Supplied data:

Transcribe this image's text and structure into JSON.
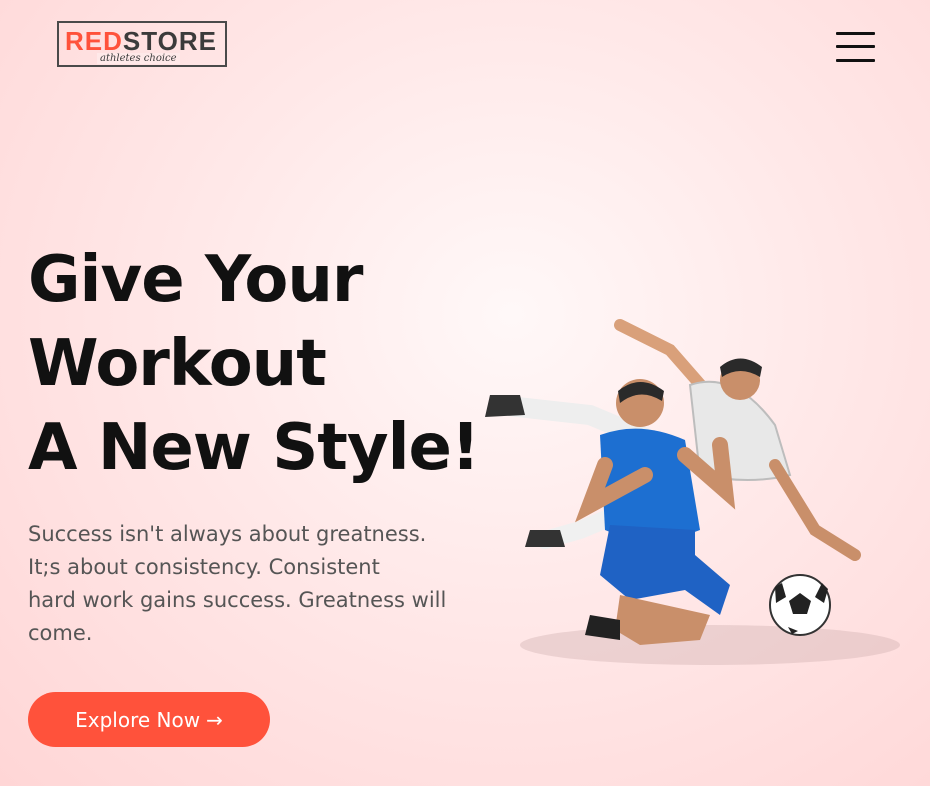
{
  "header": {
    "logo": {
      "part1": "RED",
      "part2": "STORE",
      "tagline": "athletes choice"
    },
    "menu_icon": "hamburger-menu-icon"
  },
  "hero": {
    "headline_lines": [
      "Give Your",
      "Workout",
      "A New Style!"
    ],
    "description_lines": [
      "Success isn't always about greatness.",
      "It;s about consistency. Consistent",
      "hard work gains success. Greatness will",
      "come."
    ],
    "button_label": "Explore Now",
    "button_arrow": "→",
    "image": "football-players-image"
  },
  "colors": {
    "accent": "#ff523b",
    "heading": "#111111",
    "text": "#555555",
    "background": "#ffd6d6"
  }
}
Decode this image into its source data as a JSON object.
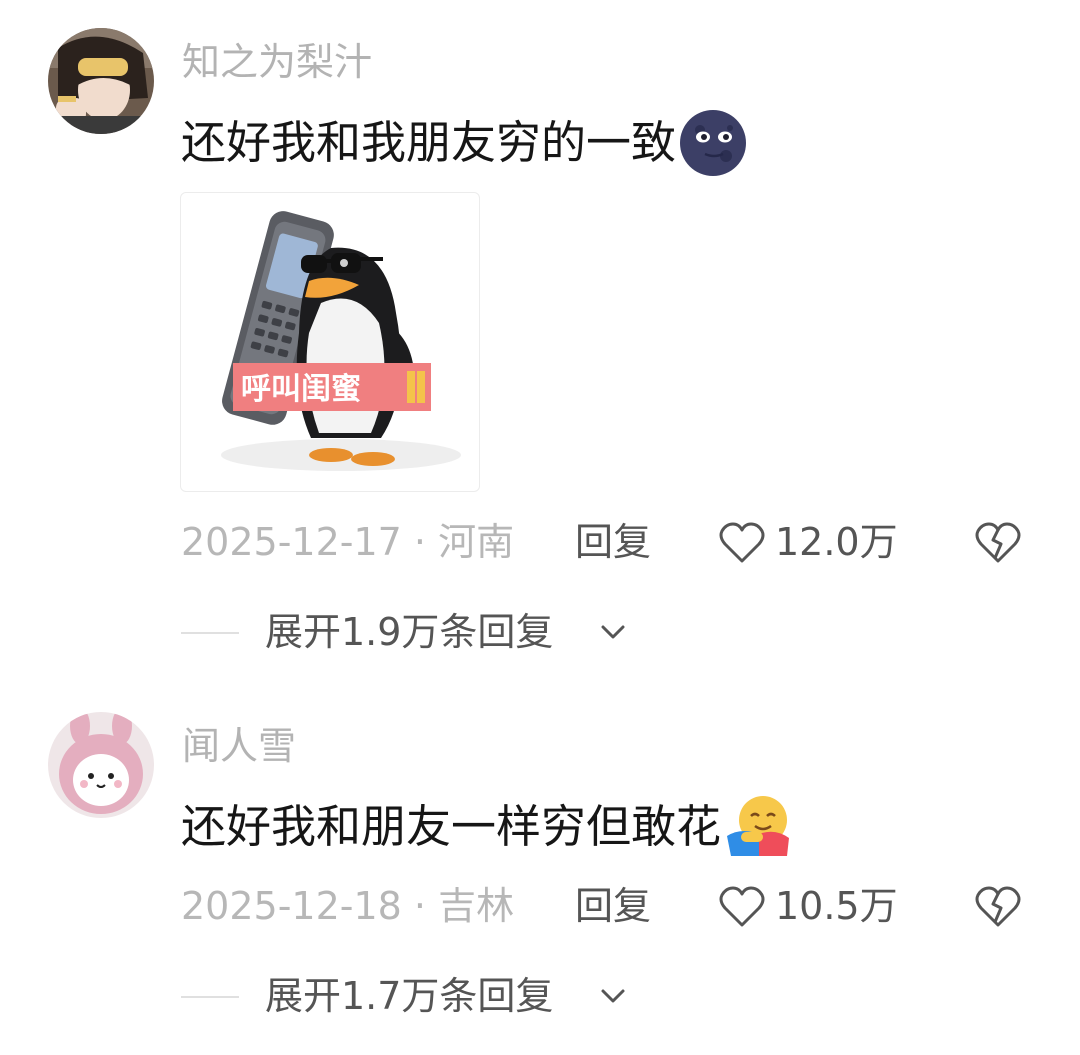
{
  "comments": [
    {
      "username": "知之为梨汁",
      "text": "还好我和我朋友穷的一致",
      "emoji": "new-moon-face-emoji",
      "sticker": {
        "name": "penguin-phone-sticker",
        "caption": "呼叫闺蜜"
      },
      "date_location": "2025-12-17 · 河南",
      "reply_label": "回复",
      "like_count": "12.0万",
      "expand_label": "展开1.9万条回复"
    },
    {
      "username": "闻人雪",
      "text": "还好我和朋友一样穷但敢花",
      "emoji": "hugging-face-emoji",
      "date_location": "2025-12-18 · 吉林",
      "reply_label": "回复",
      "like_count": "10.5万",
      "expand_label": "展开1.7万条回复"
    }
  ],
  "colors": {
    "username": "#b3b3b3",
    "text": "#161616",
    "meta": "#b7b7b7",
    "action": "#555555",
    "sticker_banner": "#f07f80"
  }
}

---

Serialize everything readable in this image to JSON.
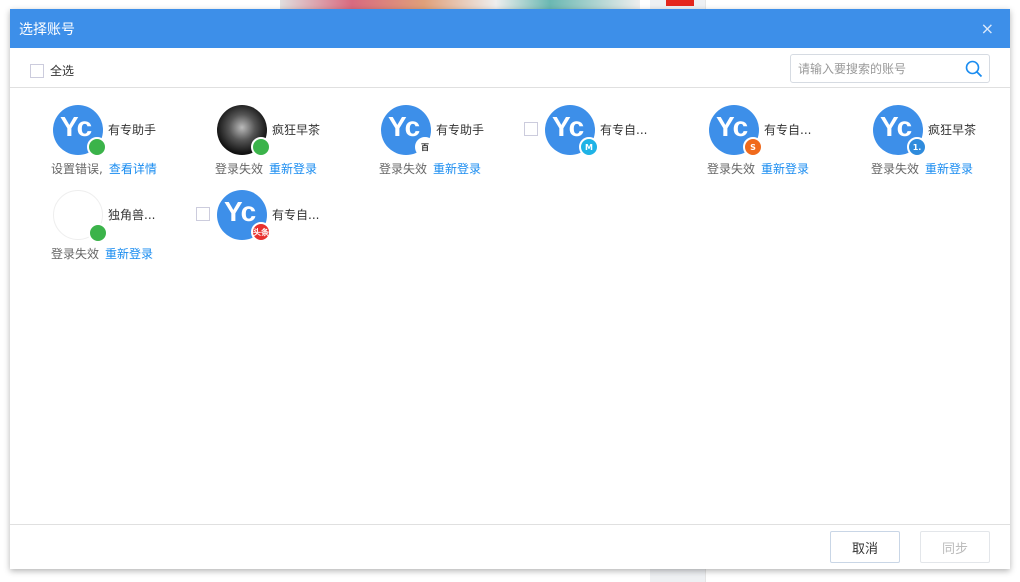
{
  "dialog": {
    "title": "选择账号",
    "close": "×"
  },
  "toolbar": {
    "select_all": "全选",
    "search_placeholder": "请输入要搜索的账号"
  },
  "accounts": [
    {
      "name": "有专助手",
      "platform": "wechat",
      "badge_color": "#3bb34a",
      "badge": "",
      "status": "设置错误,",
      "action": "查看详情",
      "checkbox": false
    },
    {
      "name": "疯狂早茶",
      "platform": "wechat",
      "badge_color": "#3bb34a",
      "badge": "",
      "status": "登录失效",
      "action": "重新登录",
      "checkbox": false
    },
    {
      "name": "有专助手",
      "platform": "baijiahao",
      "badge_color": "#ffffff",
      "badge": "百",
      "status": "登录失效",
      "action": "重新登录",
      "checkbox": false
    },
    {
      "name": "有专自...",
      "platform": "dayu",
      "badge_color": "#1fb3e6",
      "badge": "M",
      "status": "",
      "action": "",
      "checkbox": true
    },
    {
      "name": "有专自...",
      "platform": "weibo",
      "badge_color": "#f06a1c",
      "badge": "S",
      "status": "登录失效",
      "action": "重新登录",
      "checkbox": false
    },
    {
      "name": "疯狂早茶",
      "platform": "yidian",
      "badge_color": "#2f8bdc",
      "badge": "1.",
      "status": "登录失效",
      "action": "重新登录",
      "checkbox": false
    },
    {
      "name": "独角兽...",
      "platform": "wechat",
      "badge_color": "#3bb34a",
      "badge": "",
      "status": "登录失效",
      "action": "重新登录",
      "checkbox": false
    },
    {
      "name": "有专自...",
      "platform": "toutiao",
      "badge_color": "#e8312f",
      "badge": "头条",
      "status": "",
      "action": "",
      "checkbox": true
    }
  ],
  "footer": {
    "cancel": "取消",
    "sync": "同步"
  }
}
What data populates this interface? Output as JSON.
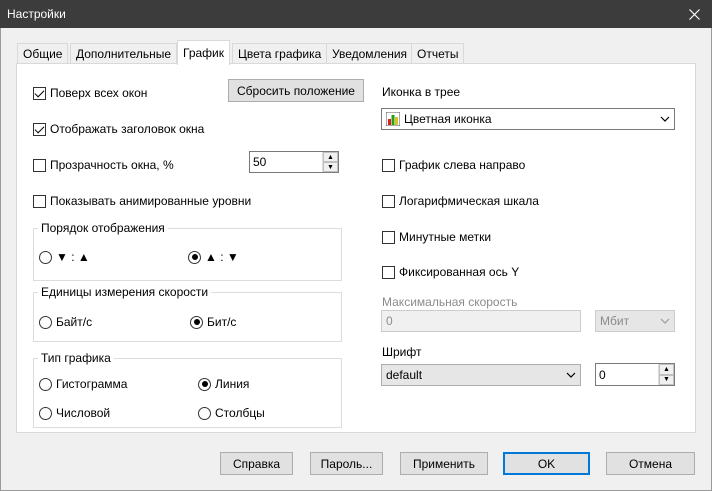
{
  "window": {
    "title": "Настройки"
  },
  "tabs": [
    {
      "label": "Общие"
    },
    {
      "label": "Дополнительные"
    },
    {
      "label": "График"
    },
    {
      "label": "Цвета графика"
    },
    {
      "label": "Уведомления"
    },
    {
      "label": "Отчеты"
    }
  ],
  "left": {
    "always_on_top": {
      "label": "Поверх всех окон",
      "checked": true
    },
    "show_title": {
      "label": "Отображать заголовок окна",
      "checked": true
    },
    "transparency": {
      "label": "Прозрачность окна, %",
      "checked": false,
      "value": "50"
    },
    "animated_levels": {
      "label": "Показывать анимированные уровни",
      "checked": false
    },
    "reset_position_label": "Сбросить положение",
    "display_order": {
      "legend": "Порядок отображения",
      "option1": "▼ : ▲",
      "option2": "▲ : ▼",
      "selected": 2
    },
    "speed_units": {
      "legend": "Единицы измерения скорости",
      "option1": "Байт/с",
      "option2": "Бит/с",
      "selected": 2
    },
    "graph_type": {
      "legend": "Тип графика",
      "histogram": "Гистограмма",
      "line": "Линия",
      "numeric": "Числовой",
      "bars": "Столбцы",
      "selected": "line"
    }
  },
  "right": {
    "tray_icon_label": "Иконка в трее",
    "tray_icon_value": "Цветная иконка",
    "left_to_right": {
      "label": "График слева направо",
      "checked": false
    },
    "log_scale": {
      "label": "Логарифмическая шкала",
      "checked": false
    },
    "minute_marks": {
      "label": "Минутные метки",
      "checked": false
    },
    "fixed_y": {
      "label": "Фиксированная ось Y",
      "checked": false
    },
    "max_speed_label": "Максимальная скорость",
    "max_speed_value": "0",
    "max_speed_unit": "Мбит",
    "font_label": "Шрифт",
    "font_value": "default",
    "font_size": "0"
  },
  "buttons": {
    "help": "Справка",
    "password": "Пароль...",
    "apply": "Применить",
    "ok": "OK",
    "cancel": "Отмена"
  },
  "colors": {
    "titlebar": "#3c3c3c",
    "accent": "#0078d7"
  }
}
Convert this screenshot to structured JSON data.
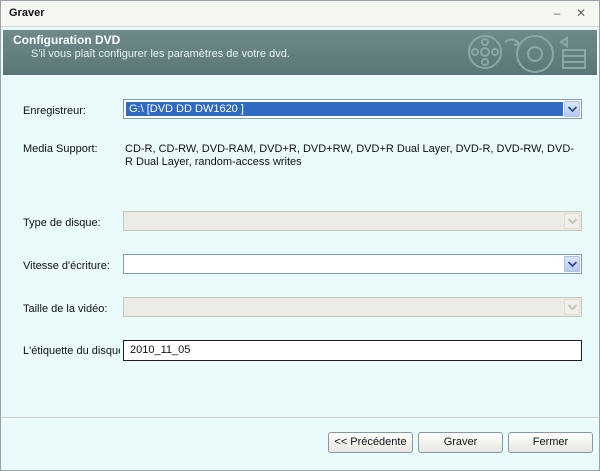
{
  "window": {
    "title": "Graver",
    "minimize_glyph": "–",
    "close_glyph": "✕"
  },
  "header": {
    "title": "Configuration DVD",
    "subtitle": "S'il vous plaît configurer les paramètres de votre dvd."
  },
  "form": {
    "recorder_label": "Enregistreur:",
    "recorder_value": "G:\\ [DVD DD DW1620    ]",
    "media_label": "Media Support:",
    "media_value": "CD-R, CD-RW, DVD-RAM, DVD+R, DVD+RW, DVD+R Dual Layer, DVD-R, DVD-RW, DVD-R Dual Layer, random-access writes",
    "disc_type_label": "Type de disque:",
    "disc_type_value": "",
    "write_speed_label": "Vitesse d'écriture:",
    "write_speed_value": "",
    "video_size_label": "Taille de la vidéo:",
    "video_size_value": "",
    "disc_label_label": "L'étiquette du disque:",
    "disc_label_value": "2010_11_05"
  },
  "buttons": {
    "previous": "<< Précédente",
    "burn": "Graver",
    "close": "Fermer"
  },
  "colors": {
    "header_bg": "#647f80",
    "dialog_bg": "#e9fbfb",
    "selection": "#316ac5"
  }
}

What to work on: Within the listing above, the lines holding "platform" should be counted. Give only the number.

Output below: 8